Let’s go through each one of these baby bottle sterilizing methods. Again, please wash your hands before starting the sterilization process, no matter which one of these methods you choose!
Method 1 – Cold Water Sterilizing Solution
- Follow the manufacturer’s instructions on the sterilizing solution.
- Place bottles and teats in the sterilizing solution for at least 30 minutes (or as indicated by the sterilizing solution manufacturer).
- Every 24 hours, change the sterilizing solution.
- Check for air bubbles when the feeding gear is in the solution. For this to work properly, there shouldn’t be any air bubbles.
- Place the floating cover or plunger on top of the gear to keep everything nicely snug in the solution
Method 2 – Steam Sterilizing via an Electric Sterilizer or Microwave Steam Sterilizers
- Read through the sterilizer manufacturer’s instructions.
- Place your feeding gear inside the sterilizer, while making sure that the opening of the bottles and teats is facing downwards.
- Take care when opening the sterilizer lid, as the electric steam is seriously hot.
Method 3 – Sterilizing by Boiling
- Check that the baby’s feeding equipment can be boiled (especially if you’re using plastic bottles).
- Place in a large pan of water, and check that everything’s covered well with water.
- Boil all items for 5 minutes.
- Remove items with clean tongs.
Method 4 – Bleach
- Prepare a bleach solution in a clean wash basin – 2 teaspoons unscented bleach per 16 cups of water.
- Submerge the items you want to sterilize, ensuring that everything’s covered and there are no air bubbles.
- Squeeze the solution through the nipple holes.
- Soak the items for at least 2 minutes.
- Remove the bottles with clean tongs.
When using this method, do not rinse off the feeding gear after following these steps. Rinsing will reintroduce germs.
As noted by the CDC, any bleach that remains will quickly break down and will not harm your baby.
For all of the methods listed above, following sanitization, place the feeding gear on a clean unused dish towel or paper towel in an area protected from dirt and dust.
Baby bottles should not be dried using a drying rack. The CDC states that ‘drying racks may trap moisture, allow mold and germs to grow, and be difficult to clean’.
If you do use a drying rack, set it aside for your baby’s feeding gear only. If you use it for anything else other than your baby’s feeding equipment, that won’t work.

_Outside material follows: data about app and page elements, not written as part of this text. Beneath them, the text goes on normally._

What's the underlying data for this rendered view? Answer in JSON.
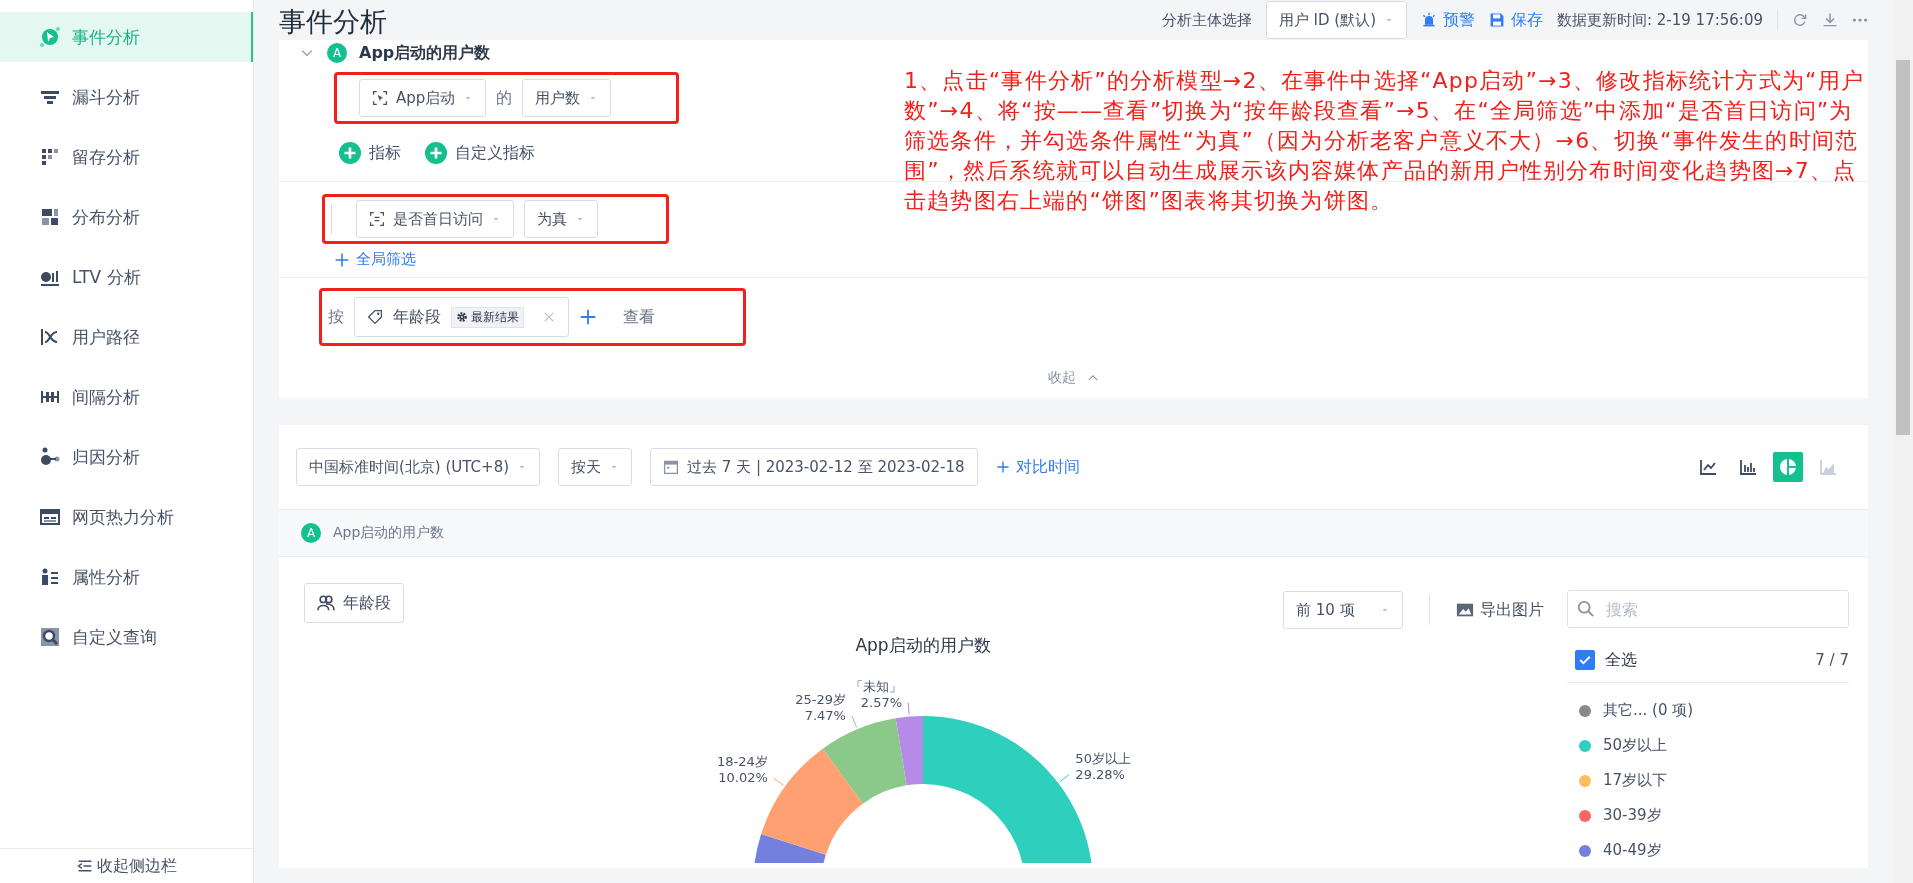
{
  "header": {
    "title": "事件分析",
    "subject_label": "分析主体选择",
    "subject_select": "用户 ID (默认)",
    "alert": "预警",
    "save": "保存",
    "updated": "数据更新时间: 2-19 17:56:09"
  },
  "sidebar": {
    "items": [
      {
        "label": "事件分析",
        "selected": true
      },
      {
        "label": "漏斗分析",
        "selected": false
      },
      {
        "label": "留存分析",
        "selected": false
      },
      {
        "label": "分布分析",
        "selected": false
      },
      {
        "label": "LTV 分析",
        "selected": false
      },
      {
        "label": "用户路径",
        "selected": false
      },
      {
        "label": "间隔分析",
        "selected": false
      },
      {
        "label": "归因分析",
        "selected": false
      },
      {
        "label": "网页热力分析",
        "selected": false
      },
      {
        "label": "属性分析",
        "selected": false
      },
      {
        "label": "自定义查询",
        "selected": false
      }
    ],
    "collapse": "收起侧边栏"
  },
  "config": {
    "metric": {
      "badge": "A",
      "title": "App启动的用户数",
      "expanded": true,
      "event": "App启动",
      "joiner": "的",
      "measure": "用户数"
    },
    "add_buttons": [
      "指标",
      "自定义指标"
    ],
    "filter": {
      "property": "是否首日访问",
      "operator": "为真"
    },
    "add_filter": "全局筛选",
    "group": {
      "prefix": "按",
      "property": "年龄段",
      "chip": "最新结果",
      "suffix": "查看"
    },
    "collapse": "收起"
  },
  "annotation": "1、点击“事件分析”的分析模型→2、在事件中选择“App启动”→3、修改指标统计方式为“用户数”→4、将“按——查看”切换为“按年龄段查看”→5、在“全局筛选”中添加“是否首日访问”为筛选条件，并勾选条件属性“为真”（因为分析老客户意义不大）→6、切换“事件发生的时间范围”，然后系统就可以自动生成展示该内容媒体产品的新用户性别分布时间变化趋势图→7、点击趋势图右上端的“饼图”图表将其切换为饼图。",
  "result": {
    "timezone": "中国标准时间(北京) (UTC+8)",
    "granularity": "按天",
    "date_range": "过去 7 天 | 2023-02-12 至 2023-02-18",
    "compare": "对比时间",
    "chart_types": [
      {
        "kind": "line",
        "selected": false,
        "disabled": false
      },
      {
        "kind": "bar",
        "selected": false,
        "disabled": false
      },
      {
        "kind": "pie",
        "selected": true,
        "disabled": false
      },
      {
        "kind": "area",
        "selected": false,
        "disabled": true
      }
    ],
    "metric_tag": {
      "badge": "A",
      "label": "App启动的用户数"
    },
    "group_button": "年龄段",
    "top_n": "前 10 项",
    "export": "导出图片",
    "search": {
      "placeholder": "搜索"
    },
    "legend": {
      "select_all": {
        "label": "全选",
        "checked": true
      },
      "count": "7 / 7",
      "items": [
        {
          "label": "其它... (0 项)",
          "color": "#8a8a8a"
        },
        {
          "label": "50岁以上",
          "color": "#2ecfbd"
        },
        {
          "label": "17岁以下",
          "color": "#ffbd5e"
        },
        {
          "label": "30-39岁",
          "color": "#fb6762"
        },
        {
          "label": "40-49岁",
          "color": "#7480e0"
        }
      ]
    },
    "donut": {
      "title": "App启动的用户数",
      "slices": [
        {
          "category": "「未知」",
          "value": "2.57%",
          "color": "#b68ae8"
        },
        {
          "category": "25-29岁",
          "value": "7.47%",
          "color": "#8bc98b"
        },
        {
          "category": "18-24岁",
          "value": "10.02%",
          "color": "#ffa073"
        },
        {
          "category": "50岁以上",
          "value": "29.28%",
          "color": "#2ecfbd"
        }
      ]
    }
  }
}
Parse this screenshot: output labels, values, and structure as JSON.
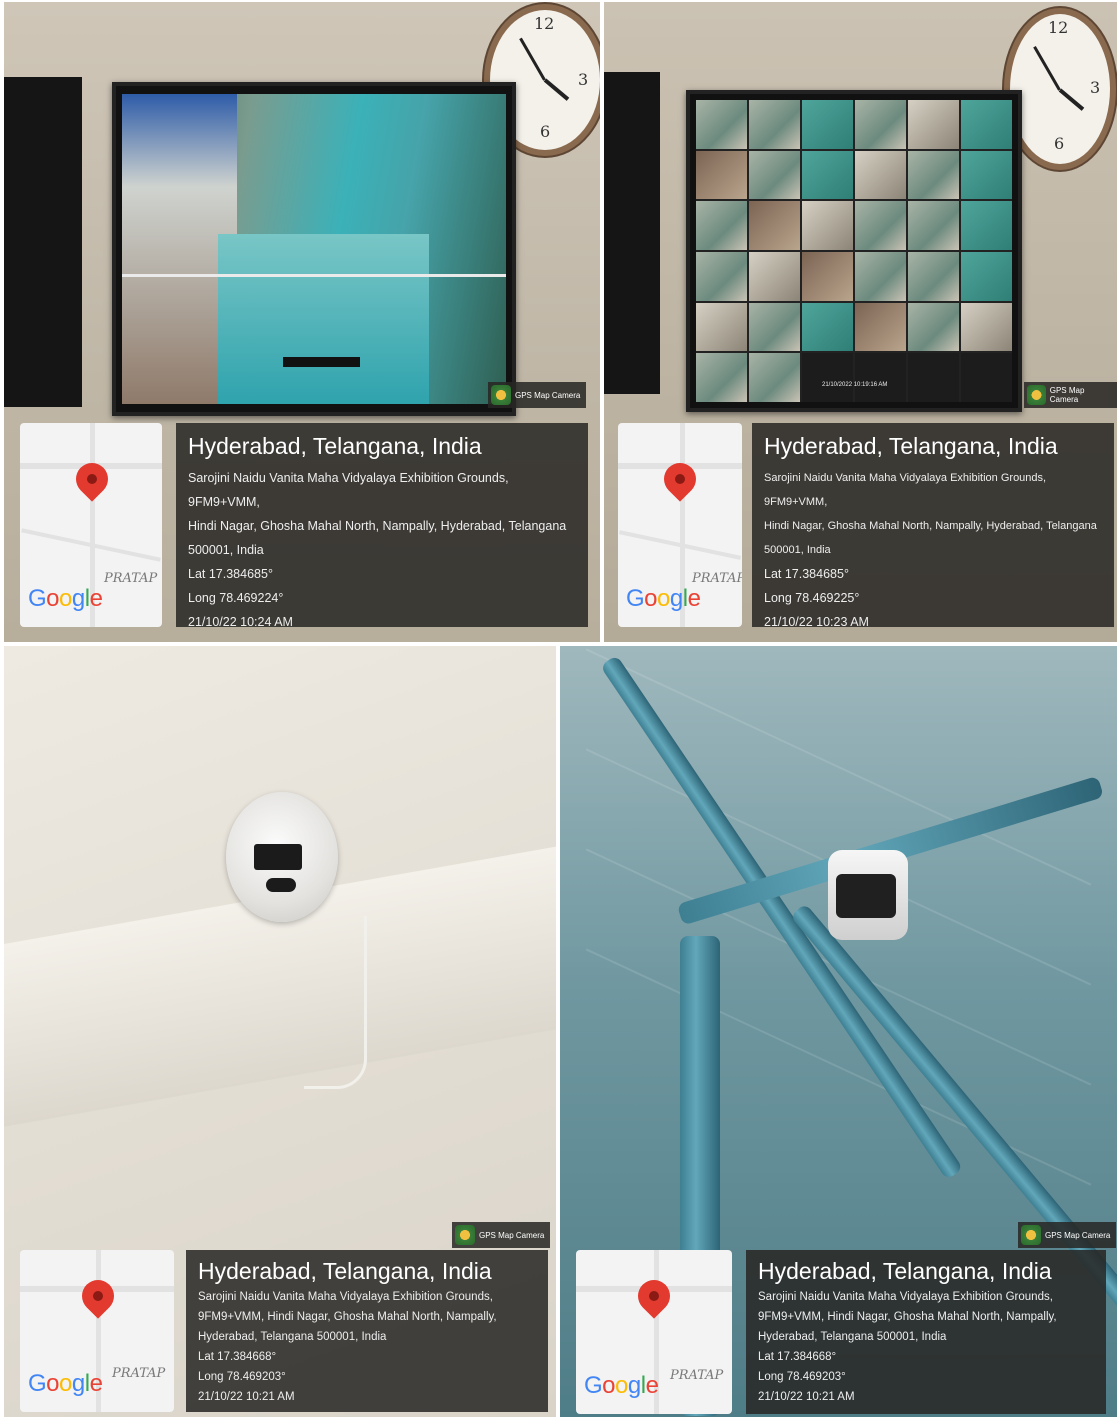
{
  "badge_label": "GPS Map Camera",
  "signature": "PRATAP",
  "panels": [
    {
      "city": "Hyderabad, Telangana, India",
      "address_lines": [
        "Sarojini Naidu Vanita Maha Vidyalaya Exhibition Grounds, 9FM9+VMM,",
        "Hindi Nagar, Ghosha Mahal North, Nampally, Hyderabad, Telangana",
        "500001, India"
      ],
      "lat": "Lat 17.384685°",
      "long": "Long 78.469224°",
      "datetime": "21/10/22 10:24 AM"
    },
    {
      "city": "Hyderabad, Telangana, India",
      "address_lines": [
        "Sarojini Naidu Vanita Maha Vidyalaya Exhibition Grounds, 9FM9+VMM,",
        "Hindi Nagar, Ghosha Mahal North, Nampally, Hyderabad, Telangana",
        "500001, India"
      ],
      "lat": "Lat 17.384685°",
      "long": "Long 78.469225°",
      "datetime": "21/10/22 10:23 AM"
    },
    {
      "city": "Hyderabad, Telangana, India",
      "address_lines": [
        "Sarojini Naidu Vanita Maha Vidyalaya Exhibition Grounds,",
        "9FM9+VMM, Hindi Nagar, Ghosha Mahal North, Nampally,",
        "Hyderabad, Telangana 500001, India"
      ],
      "lat": "Lat 17.384668°",
      "long": "Long 78.469203°",
      "datetime": "21/10/22 10:21 AM"
    },
    {
      "city": "Hyderabad, Telangana, India",
      "address_lines": [
        "Sarojini Naidu Vanita Maha Vidyalaya Exhibition Grounds,",
        "9FM9+VMM, Hindi Nagar, Ghosha Mahal North, Nampally,",
        "Hyderabad, Telangana 500001, India"
      ],
      "lat": "Lat 17.384668°",
      "long": "Long 78.469203°",
      "datetime": "21/10/22 10:21 AM"
    }
  ],
  "monitor_timestamp": "21/10/2022 10:19:16 AM"
}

Drying racks should be washed, sanitized and thoroughly dried every day for babies under three months of age, premature babies, and those with a weakened immune system.
As your baby grows, this can be extended to once every few days.
Baby Bottle Sterilization Safety Tips
All baby bottle sterilizing methods involve the heat element.
Whatever you do, do not leave hot or boiling water unattended or within reach of your little one(s). Also, do not underestimate the power of steam – it can scald, and badly!
If you’re using chemicals as part of the sterilization process, keep these away from curious hands, too.
A cold glass baby bottle should not be placed in boiling water. Place the bottle in the water and bring it to the boil so that it heats up gradually, preventing breakage.
Glass baby bottles sterilized by boiling should not be left in boiling water for an extended amount of time, as the heat can cause cracks or breakages. Be extra careful when handling hot glass bottles!
When sanitizing bottles in a sterilizer, make sure that the parts are not touching each other. This prevents deformation and damage.
Last but not least, always wash your hands thoroughly before handling cleaned or sterilized bottles!
The cleaning and sterilizing processes you choose to use for your baby’s bottles will greatly depend on personal choice and preference.
While sterilization is not always a must for your baby’s bottles, it’s an important element in baby feeding gear hygiene for little ones that are younger than three months of age, born prematurely, and for those with a weakened immune system.
Following the steps we outlined above ensures that your baby’s feeding gear is as clean as possible at every feed.
Cleaning and sanitizing baby bottles is quite a chore, but it’s one that saves your little one from unnecessary illness!
Happy bottle feeding!